(PROVIDED MATERIAL begins)

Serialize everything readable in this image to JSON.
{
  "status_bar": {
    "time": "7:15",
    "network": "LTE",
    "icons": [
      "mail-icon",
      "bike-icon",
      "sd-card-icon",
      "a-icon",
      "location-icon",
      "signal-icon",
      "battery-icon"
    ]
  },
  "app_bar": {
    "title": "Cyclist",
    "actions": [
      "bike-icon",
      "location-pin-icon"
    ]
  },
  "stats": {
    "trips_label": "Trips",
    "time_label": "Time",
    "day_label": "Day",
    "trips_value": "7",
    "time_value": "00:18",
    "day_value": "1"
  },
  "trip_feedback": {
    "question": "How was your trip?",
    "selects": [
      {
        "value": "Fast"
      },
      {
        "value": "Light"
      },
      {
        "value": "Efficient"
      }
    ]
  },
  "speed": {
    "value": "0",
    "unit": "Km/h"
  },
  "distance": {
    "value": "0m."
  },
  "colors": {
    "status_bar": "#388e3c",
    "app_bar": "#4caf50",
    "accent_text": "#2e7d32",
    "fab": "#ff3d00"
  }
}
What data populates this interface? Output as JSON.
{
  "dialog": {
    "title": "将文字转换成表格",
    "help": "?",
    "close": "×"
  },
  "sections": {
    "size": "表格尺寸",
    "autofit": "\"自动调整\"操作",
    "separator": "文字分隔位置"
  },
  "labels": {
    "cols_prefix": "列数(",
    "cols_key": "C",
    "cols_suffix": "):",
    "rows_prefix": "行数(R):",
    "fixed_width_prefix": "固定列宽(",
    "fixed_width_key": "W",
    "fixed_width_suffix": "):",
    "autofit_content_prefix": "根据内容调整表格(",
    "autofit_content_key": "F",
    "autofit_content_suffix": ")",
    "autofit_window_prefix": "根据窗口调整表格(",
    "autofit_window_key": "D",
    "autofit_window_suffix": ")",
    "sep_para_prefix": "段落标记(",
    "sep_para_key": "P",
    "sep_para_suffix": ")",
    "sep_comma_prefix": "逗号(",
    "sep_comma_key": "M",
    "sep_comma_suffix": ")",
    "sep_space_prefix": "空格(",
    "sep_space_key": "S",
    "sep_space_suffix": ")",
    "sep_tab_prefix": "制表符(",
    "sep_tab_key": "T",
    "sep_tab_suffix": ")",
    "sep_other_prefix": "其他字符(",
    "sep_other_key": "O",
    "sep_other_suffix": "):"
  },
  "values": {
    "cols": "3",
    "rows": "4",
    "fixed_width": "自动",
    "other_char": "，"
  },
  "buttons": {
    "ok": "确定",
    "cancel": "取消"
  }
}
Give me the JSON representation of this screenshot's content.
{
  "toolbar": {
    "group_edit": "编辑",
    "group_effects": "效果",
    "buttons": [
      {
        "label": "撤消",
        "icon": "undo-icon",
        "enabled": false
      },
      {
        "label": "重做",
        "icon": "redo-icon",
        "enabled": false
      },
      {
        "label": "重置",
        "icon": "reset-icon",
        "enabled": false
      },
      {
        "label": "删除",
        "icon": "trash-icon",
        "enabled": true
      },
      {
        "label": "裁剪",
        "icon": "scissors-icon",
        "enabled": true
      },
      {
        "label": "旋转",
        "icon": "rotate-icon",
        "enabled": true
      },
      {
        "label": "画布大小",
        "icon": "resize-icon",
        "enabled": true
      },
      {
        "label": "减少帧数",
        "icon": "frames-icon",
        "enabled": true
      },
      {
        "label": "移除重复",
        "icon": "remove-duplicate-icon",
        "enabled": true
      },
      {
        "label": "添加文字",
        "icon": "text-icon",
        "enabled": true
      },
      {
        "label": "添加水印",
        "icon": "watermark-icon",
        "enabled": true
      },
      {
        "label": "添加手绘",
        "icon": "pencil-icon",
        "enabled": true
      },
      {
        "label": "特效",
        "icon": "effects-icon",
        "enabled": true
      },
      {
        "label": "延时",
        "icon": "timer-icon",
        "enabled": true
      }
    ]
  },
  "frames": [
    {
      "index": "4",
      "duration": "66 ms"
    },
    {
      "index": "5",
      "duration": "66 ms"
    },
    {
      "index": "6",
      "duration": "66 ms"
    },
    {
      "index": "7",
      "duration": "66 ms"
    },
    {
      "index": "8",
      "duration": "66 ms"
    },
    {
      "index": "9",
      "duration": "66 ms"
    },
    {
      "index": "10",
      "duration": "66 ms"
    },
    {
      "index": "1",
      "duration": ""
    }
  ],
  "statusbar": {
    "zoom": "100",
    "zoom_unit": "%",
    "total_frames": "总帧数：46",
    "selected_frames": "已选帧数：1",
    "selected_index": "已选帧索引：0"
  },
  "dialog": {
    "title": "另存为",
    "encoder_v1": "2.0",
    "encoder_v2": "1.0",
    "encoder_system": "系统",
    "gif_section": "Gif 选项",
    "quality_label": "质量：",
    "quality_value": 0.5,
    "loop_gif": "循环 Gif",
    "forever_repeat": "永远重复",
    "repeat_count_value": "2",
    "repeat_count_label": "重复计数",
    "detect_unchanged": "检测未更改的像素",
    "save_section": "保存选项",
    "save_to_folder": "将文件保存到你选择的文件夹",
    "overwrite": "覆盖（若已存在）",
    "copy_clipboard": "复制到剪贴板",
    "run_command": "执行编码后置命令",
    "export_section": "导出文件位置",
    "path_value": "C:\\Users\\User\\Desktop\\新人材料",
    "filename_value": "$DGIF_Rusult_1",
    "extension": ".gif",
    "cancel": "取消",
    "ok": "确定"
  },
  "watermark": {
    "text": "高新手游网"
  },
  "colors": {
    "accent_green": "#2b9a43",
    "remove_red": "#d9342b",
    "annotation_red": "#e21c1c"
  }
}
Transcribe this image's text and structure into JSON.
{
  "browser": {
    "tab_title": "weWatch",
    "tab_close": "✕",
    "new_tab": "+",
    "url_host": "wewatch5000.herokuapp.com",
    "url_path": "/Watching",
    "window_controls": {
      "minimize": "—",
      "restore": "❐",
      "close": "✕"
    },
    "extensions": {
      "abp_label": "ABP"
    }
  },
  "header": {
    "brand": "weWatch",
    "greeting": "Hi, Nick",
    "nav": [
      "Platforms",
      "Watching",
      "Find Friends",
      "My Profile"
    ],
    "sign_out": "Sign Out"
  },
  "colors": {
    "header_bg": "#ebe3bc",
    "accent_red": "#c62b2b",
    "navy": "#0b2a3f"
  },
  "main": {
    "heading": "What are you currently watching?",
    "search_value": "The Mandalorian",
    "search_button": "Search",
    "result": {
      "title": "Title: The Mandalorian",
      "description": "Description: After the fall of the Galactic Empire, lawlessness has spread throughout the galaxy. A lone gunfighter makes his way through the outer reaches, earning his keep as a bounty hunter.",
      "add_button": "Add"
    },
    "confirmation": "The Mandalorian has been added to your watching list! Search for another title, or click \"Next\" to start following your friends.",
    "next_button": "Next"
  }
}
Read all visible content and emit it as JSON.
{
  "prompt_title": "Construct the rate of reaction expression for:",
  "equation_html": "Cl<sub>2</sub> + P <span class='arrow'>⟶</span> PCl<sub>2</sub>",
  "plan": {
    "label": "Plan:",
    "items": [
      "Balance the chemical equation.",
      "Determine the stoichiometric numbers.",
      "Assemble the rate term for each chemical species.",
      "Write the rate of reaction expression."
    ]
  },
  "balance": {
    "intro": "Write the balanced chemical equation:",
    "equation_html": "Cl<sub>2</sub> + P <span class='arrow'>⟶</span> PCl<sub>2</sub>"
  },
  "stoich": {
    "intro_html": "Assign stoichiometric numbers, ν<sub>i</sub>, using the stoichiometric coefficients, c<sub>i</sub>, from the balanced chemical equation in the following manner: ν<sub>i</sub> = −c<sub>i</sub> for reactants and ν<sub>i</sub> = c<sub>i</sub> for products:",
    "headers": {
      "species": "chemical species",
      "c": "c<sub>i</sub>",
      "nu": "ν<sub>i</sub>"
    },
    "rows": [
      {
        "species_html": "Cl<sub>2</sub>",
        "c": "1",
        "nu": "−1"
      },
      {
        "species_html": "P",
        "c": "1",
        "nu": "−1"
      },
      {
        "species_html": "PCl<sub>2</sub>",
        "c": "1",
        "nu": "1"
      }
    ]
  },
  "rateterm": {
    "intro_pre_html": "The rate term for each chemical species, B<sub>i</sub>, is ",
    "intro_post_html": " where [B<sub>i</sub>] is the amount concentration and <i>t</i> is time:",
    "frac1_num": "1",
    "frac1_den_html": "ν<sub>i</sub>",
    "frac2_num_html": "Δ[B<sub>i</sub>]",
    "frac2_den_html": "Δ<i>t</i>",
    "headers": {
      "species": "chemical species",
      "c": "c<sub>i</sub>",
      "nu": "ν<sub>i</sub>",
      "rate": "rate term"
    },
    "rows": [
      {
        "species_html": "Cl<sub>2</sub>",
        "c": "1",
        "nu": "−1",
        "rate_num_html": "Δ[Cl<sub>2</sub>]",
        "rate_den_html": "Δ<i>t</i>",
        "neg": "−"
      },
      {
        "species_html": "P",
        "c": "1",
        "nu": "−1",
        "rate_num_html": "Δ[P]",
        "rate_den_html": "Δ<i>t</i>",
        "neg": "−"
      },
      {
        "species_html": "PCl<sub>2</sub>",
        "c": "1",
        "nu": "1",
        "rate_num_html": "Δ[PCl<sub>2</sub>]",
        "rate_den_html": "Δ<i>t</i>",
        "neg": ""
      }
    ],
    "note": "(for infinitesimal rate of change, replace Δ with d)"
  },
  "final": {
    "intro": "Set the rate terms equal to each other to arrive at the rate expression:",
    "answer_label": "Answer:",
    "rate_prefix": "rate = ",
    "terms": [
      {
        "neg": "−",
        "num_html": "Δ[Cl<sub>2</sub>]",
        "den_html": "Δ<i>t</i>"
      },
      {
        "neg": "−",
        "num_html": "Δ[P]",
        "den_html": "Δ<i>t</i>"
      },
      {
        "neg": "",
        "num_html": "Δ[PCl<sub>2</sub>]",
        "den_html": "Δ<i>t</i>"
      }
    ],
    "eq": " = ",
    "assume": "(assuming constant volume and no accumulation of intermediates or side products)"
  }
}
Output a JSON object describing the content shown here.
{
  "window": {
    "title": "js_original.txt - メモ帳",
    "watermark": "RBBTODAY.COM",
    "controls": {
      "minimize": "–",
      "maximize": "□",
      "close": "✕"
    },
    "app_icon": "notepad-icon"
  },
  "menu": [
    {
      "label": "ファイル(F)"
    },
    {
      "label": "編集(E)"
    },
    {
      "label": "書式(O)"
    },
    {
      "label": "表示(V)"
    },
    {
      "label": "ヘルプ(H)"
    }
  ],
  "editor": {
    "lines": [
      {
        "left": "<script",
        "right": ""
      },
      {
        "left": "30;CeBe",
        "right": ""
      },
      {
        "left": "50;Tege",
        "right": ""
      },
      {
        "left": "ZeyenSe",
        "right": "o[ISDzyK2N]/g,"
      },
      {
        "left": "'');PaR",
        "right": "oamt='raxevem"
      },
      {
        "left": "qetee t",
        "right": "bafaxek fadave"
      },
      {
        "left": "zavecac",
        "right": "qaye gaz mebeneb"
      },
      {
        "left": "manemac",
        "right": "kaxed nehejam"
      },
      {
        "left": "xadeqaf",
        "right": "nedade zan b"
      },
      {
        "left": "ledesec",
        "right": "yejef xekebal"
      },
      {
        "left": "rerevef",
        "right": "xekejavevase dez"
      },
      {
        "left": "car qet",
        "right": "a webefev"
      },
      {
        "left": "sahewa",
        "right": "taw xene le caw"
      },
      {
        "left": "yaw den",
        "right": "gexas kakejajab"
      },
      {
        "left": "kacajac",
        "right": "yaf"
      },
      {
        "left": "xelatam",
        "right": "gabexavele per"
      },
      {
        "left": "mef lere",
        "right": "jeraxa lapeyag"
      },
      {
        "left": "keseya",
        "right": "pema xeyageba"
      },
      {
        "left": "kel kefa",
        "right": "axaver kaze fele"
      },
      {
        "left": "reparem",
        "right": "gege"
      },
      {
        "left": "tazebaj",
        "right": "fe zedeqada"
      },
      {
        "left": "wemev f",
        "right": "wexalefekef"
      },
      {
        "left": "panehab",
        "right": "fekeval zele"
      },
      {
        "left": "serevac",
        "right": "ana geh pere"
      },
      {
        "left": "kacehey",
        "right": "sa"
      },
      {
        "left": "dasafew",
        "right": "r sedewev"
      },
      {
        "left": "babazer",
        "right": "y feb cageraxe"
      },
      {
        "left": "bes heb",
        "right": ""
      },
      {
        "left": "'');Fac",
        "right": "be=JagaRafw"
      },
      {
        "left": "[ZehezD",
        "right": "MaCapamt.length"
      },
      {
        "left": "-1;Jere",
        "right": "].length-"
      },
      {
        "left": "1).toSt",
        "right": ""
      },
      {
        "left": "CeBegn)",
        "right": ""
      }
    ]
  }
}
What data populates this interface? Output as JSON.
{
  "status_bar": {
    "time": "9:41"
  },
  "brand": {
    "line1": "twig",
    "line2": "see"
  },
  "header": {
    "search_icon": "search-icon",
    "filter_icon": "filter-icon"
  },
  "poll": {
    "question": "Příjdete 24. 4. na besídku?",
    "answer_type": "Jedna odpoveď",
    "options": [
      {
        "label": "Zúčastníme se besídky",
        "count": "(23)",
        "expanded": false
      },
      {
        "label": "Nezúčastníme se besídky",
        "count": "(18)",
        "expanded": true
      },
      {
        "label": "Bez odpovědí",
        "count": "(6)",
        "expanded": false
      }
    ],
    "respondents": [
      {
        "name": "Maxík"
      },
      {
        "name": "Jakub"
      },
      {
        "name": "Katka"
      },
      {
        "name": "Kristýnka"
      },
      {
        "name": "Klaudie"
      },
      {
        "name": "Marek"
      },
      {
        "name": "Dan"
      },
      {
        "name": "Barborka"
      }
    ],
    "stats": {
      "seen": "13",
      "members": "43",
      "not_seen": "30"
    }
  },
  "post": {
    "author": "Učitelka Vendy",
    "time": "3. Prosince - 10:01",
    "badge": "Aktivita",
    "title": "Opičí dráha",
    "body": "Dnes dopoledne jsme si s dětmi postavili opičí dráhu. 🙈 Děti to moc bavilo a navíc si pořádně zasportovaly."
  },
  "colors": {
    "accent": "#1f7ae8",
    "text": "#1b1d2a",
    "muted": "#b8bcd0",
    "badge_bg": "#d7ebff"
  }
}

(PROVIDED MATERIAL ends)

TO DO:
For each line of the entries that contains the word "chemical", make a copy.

TASK OUTPUT:
      "Balance the chemical equation.",
      "Assemble the rate term for each chemical species.",
    "intro": "Write the balanced chemical equation:",
    "intro_html": "Assign stoichiometric numbers, ν<sub>i</sub>, using the stoichiometric coefficients, c<sub>i</sub>, from the balanced chemical equation in the following manner: ν<sub>i</sub> = −c<sub>i</sub> for reactants and ν<sub>i</sub> = c<sub>i</sub> for products:",
      "species": "chemical species",
    "intro_pre_html": "The rate term for each chemical species, B<sub>i</sub>, is ",
      "species": "chemical species",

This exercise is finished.